“Quite right,” her mother assented with a nod, while Irene continued to watch Isabel with a thoughtful expression.
Across the table, Leander was engaged in conversation with Hubert. “Troy has not written in weeks,” the king complained. “What is the cause of this idleness?”
“Your Majesty,” Hubert spoke with unusual patience, “while winter persists, do not expect any news. The Order cannot campaign during these months, nobody can. Frankly, I am surprised that they even maintain a camp rather than having retreated to Inghold for winter quarters.”
“Why not use this cessation of activity against the outlanders?” Leander questioned. “If they are as idle as we, there must be some way to surprise them.”
“The outlanders will have packed themselves tightly in our cities,” the count of Esmarch pointed out grimly. “Each of their garrisons outnumber the Order army in Hæthiod, I would wager.”
“Outnumber the Order,” Leander mumbled. “There is the problem in a nutshell.
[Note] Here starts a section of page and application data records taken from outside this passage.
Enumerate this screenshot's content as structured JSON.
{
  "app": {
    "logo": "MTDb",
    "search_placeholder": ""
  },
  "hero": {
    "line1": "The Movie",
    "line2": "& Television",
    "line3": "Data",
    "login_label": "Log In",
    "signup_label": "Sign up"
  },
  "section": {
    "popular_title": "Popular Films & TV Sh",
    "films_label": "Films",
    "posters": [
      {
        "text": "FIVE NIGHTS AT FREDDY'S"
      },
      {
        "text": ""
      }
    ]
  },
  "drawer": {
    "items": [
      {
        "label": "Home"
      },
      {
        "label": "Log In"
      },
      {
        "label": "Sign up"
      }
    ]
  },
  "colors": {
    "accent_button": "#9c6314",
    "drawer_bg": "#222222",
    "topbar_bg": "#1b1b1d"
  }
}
We are left to fend for ourselves. So much for the Alliance of Adalmearc.”
“Perhaps,” a voice spoke with emphasis on each word, “his majesty forgets the complexity of the situation.”
Leander and Hubert, sitting closest to the centre of the high table, turned towards the speaker. “Prince Aquila,” Leander spoke coldly. “We have never been formally introduced, I believe.”
“Your Majesty,” Flavius replied in greeting, inclining his head. “True, I rarely dine at the palace. I have many concerns keeping me occupied, which could be said for every fighting man in the realm.”
“I have seen little cause for concern during my time in Korndale,” Leander replied, his voice still touched by chill. “Unless you mean whether the cows and corn grow sufficiently fat.”
“Until this year, I believe the concerns of Hæthiod were similar,” Aquila retorted, his voice no friendlier than Leander’s. “We will not be caught unawares, our cities turned trophies for our foes.”
“Once spring arrives, there will be black boots in Korndale. Aware or not, your cities will fall if the outlanders are not stopped,” Leander claimed darkly.
“Then we will stop them,” Flavius declared confidently. “The men of the Dale have kept our watch at the Langstan since it was built. We will not falter like Hæthiod did.”
“You question our worth as warriors?” Hubert exclaimed.
“I merely state the facts,” Flavius retorted coldly.
“You may state them with your blade,” the count demanded. “Prove your prowess and your words!”
“Count Hubert!” Theodora all but yelled as the would-be combatants stared each other down.
“A sparring match,” Irene quickly spoke. “A courteous comparison of your respective skill with the sword.”
Everyone was silent for a moment. “Nothing would please me more,” came the reply from Flavius, relieving some of the tension. “Tomorrow in the hour after dawn, the Order castle. I shall await you there.”
“Not if I arrive first,” Hubert muttered, inclining his head towards the prince of Aquila in acceptance of the terms. Close by, Isabel’s laughter in response to a jest from the king could be heard.